This type of reaction can potentially be explained by Reactance Theory, which suggests that one factor in their resistance to our outreach using maps may have been a perceived threat to autonomy or the freedom to do as they choose. When individuals feel pressure to act a certain way, they are often motivated to act counter to it. Reactance in this context may be highest when the pressure comes from an authoritative source (e.g. government) or some other untrusted entity viewed as inappropriately interfering with their private property rights. Communication encouraging more natural shorelines may evoke less reactance when it comes from sources that do not have authority over property owners, such as neighbors or volunteers. Learning about unintended negative consequences of providing objectively negative information has allowed us to modify our outreach to avoid alienating the types of property owners we are trying to reach.
Strategies to Motivate Action

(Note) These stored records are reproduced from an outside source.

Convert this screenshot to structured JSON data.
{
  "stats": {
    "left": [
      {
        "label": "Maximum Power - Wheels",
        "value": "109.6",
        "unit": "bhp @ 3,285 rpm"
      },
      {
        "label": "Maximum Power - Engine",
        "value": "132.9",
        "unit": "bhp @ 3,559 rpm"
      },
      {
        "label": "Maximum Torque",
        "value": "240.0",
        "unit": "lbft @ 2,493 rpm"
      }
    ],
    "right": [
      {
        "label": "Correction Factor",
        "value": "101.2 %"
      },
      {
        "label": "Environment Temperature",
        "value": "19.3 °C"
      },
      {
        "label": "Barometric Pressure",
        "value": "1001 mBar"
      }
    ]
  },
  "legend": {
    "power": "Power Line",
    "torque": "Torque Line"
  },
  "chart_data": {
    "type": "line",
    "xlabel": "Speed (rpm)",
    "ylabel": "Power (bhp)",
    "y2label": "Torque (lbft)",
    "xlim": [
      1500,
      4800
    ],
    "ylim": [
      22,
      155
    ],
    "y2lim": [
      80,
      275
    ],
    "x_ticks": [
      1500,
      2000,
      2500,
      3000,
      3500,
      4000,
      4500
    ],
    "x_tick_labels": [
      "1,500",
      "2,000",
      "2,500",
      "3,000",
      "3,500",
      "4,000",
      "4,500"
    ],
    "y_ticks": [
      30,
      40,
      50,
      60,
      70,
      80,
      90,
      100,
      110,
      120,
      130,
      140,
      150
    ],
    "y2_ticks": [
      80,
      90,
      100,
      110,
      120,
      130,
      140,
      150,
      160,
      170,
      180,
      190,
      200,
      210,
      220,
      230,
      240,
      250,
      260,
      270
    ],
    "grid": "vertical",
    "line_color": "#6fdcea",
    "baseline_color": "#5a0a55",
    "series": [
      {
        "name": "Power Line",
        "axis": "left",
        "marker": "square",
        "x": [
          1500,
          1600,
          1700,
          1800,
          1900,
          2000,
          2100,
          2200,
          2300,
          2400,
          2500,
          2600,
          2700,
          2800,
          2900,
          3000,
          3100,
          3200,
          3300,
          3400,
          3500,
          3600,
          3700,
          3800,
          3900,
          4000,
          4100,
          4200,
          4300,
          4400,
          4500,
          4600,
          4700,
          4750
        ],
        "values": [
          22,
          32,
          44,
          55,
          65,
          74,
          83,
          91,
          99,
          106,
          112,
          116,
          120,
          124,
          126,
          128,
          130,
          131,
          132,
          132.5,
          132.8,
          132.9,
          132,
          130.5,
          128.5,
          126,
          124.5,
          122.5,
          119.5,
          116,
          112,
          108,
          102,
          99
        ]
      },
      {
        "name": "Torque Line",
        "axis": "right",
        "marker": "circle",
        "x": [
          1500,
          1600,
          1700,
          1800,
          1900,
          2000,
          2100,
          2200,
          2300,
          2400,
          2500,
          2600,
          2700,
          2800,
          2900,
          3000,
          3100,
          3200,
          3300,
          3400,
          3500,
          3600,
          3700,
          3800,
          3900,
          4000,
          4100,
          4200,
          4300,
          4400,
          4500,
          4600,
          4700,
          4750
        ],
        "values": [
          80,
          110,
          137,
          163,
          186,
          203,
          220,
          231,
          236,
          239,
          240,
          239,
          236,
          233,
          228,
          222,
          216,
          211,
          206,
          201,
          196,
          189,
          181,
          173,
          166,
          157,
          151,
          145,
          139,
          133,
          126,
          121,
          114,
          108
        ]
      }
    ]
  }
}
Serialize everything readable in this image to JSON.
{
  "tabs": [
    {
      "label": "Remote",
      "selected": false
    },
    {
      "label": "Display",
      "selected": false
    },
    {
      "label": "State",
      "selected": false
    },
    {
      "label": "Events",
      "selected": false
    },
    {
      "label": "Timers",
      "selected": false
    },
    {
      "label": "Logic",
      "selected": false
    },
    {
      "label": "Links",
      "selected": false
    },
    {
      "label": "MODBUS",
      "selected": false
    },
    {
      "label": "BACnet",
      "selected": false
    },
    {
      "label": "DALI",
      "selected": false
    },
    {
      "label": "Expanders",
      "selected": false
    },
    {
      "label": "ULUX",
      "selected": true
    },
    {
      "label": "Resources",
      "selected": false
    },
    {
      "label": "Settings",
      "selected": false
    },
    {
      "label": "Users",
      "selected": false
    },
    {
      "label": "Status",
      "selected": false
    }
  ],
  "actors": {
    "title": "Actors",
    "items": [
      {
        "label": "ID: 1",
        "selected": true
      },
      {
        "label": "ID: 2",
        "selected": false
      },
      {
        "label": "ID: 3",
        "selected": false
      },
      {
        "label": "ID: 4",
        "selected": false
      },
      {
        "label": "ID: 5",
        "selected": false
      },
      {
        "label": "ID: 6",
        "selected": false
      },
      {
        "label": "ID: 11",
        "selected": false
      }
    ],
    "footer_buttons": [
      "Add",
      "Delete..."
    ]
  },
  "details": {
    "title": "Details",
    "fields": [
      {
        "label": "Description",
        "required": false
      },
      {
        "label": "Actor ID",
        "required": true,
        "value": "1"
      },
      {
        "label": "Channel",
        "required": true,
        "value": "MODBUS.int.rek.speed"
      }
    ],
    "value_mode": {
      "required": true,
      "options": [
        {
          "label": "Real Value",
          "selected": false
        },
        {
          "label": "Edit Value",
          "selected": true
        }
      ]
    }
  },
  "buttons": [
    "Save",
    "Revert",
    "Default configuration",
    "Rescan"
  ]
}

We have identified a number of strategies that increase the likelihood that property owners will adopt more natural shorelines. One approach is using messages that emphasize social norms. Particularly when people aren’t sure what to do, they look to others when deciding how to act. An example might be: “Join your neighbors in adopting a natural shoreline to protect your lake.”
An example of a natural shoreline along a Wisconsin lake.
Another strategy to consider is emphasizing a stewardship rationale in outreach promoting natural shorelines. Participants with stronger stewardship beliefs have greater willingness to increase their shoreline vegetation. Natural resource educators should work to enhance beliefs that native plants will contribute to positive outcomes they personally care about (e.g. habitat for desired wildlife, aesthetics of their property) and refute beliefs that rain gardens will contribute to outcomes they do not want to occur (e.g. blocking their view, looking “messy,” decreased property value). Similarly, it is important to address property owners’ goals for shoreline landscaping preferences. Having a neatly groomed landscape is important to some property owners and outreach to these people should present restoration solutions that are compatible with a tidy appearance, emphasizing access corridors and aesthetically pleasing native plants.
Finally, our research revealed that while people like to see Canada geese flying overhead, they do not like them congregating and defecating on their lawns and beaches. Informing property owners that more natural vegetation on their shoreline and less mowed lawn and beach prevents unwelcome geese from gathering on their lakeshore was one valuable way to get their attention.
In summary, social science complements natural science. Natural scientists can explain and document threats to our water resources and provide suggestions for what to do to protect them. But social science is essential to understanding how to get people to actually adopt these practices.